▶ _TASK PROMPT_:
Using the entries below, show all lines with the string "icon".

[App and web page records]
------------------------------------------------------------------------
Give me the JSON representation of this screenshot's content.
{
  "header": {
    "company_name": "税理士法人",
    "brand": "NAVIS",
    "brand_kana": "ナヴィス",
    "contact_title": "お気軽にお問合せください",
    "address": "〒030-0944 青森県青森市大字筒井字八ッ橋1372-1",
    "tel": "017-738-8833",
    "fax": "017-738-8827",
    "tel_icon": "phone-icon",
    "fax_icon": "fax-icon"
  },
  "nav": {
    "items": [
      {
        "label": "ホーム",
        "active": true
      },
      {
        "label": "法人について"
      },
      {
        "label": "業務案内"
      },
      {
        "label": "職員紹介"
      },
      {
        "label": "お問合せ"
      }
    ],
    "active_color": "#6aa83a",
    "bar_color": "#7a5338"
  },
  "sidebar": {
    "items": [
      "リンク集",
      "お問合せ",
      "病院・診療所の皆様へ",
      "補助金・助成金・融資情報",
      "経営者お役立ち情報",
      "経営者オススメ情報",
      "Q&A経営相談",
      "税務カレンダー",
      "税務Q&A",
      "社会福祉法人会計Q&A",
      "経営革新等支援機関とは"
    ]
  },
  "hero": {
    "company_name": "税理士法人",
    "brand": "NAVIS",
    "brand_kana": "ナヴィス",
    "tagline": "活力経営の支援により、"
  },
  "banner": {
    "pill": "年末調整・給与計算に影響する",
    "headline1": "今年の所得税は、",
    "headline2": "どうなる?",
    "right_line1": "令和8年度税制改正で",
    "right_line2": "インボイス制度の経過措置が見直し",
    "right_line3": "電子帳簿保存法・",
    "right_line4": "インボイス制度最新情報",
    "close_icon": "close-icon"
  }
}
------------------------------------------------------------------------
▶ _WRITTEN REPLY_:
    "tel_icon": "phone-icon",
    "fax_icon": "fax-icon"
    "close_icon": "close-icon"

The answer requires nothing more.